Assignment:
Copy every record that appears below, exactly as it stands.

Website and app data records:

■ ■ ■ ■ ■

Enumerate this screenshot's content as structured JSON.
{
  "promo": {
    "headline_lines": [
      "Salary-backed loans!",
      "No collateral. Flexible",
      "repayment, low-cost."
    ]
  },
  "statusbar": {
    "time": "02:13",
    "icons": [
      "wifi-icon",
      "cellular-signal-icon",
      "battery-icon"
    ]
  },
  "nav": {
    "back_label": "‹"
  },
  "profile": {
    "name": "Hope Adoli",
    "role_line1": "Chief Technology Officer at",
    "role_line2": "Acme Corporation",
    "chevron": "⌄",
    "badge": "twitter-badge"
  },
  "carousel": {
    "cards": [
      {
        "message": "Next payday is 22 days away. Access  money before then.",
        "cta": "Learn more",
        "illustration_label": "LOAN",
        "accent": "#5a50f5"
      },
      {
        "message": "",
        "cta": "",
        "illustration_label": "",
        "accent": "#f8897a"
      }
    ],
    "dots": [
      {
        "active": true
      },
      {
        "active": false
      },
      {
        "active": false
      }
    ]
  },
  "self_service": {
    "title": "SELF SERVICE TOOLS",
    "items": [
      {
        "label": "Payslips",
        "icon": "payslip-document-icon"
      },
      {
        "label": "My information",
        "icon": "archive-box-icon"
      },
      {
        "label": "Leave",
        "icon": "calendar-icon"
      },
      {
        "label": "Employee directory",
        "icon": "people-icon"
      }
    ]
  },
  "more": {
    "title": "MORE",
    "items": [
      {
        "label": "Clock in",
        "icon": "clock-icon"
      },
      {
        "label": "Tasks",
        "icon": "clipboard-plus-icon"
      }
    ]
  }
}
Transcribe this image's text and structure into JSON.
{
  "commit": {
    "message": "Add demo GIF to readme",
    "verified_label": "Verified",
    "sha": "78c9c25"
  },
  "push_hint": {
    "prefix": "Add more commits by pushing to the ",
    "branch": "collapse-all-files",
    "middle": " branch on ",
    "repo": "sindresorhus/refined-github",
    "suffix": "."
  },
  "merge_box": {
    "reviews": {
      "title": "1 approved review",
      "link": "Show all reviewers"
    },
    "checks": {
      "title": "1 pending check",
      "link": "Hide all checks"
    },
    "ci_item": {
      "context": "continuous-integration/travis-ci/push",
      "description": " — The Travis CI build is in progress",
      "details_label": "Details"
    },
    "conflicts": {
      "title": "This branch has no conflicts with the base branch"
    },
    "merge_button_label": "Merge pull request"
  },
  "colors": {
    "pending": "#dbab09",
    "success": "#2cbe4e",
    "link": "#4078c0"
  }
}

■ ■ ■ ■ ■

Solution below:
Enumerate this screenshot's content as structured JSON.
{
  "promo": {
    "headline_lines": [
      "Salary-backed loans!",
      "No collateral. Flexible",
      "repayment, low-cost."
    ]
  },
  "statusbar": {
    "time": "02:13",
    "icons": [
      "wifi-icon",
      "cellular-signal-icon",
      "battery-icon"
    ]
  },
  "nav": {
    "back_label": "‹"
  },
  "profile": {
    "name": "Hope Adoli",
    "role_line1": "Chief Technology Officer at",
    "role_line2": "Acme Corporation",
    "chevron": "⌄",
    "badge": "twitter-badge"
  },
  "carousel": {
    "cards": [
      {
        "message": "Next payday is 22 days away. Access  money before then.",
        "cta": "Learn more",
        "illustration_label": "LOAN",
        "accent": "#5a50f5"
      },
      {
        "message": "",
        "cta": "",
        "illustration_label": "",
        "accent": "#f8897a"
      }
    ],
    "dots": [
      {
        "active": true
      },
      {
        "active": false
      },
      {
        "active": false
      }
    ]
  },
  "self_service": {
    "title": "SELF SERVICE TOOLS",
    "items": [
      {
        "label": "Payslips",
        "icon": "payslip-document-icon"
      },
      {
        "label": "My information",
        "icon": "archive-box-icon"
      },
      {
        "label": "Leave",
        "icon": "calendar-icon"
      },
      {
        "label": "Employee directory",
        "icon": "people-icon"
      }
    ]
  },
  "more": {
    "title": "MORE",
    "items": [
      {
        "label": "Clock in",
        "icon": "clock-icon"
      },
      {
        "label": "Tasks",
        "icon": "clipboard-plus-icon"
      }
    ]
  }
}
Transcribe this image's text and structure into JSON.
{
  "commit": {
    "message": "Add demo GIF to readme",
    "verified_label": "Verified",
    "sha": "78c9c25"
  },
  "push_hint": {
    "prefix": "Add more commits by pushing to the ",
    "branch": "collapse-all-files",
    "middle": " branch on ",
    "repo": "sindresorhus/refined-github",
    "suffix": "."
  },
  "merge_box": {
    "reviews": {
      "title": "1 approved review",
      "link": "Show all reviewers"
    },
    "checks": {
      "title": "1 pending check",
      "link": "Hide all checks"
    },
    "ci_item": {
      "context": "continuous-integration/travis-ci/push",
      "description": " — The Travis CI build is in progress",
      "details_label": "Details"
    },
    "conflicts": {
      "title": "This branch has no conflicts with the base branch"
    },
    "merge_button_label": "Merge pull request"
  },
  "colors": {
    "pending": "#dbab09",
    "success": "#2cbe4e",
    "link": "#4078c0"
  }
}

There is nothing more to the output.